SEATTLE (Reuters) - Microsoft Corp's fiscal second-quarter profit fell very slightly as lagging computer sales to cash-strapped consumers in the United States and Europe hurt its core Windows business.

Companies and emerging markets are still hungry for new PCs, according to the latest data, but customers in mature markets are ditching their Windows-powered netbooks in favor of Apple Inc's iPad, Amazon.com Inc's Kindle or postponing a PC purchase until the economy improves.

"There's really three things that impacted the consumer side," said Peter Klein, Microsoft's chief financial officer, reflecting on the dip in computer sales.

"The supply chain from Thailand, there's some macro (economic factors) and certainly some competition from alternative form factors such as tablets and readers."

Tech research firm Gartner reported a 1.4 percent decline in global PC sales for the fourth quarter, aggravated by a shortage of hard disk drives caused by recent floods in Thailand.

Microsoft went further, estimating the PC market fell between 2 percent and 4 percent in the quarter, almost entirely due to the collapse in the market for netbooks, the small laptops which accounted for one in 12 PC sales last year.

As a result, Microsoft's key Windows unit reported a 6 percent dip in sales to $4.7 billion.
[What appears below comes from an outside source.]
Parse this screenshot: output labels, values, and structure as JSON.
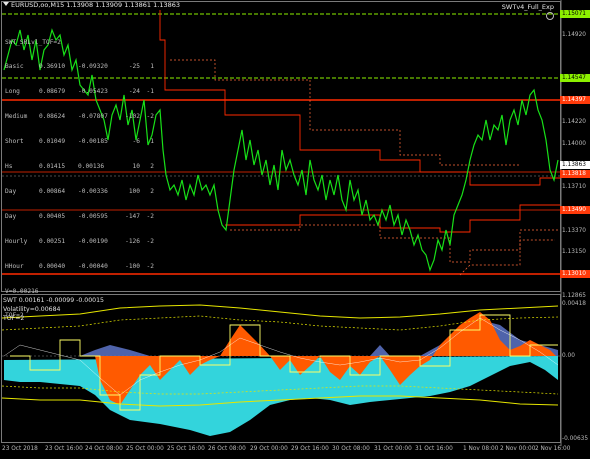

The situation shows no immediate signs of improvement.

The company warned that the disruptions in Thailand will continue to affect PC sales in the first part of this year, while it has yet to feel the benefit of new lightweight laptops -- dubbed "Ultrabooks" by chipmaker Intel Corp -- which are just starting to hit stores.   Continued...

 
<p>Microsoft CEO Steve Ballmer speaks at the last opening Microsoft keynote at the Consumer Electronics Show opening in Las Vegas January 9, 2012. REUTERS/Rick Wilking</p>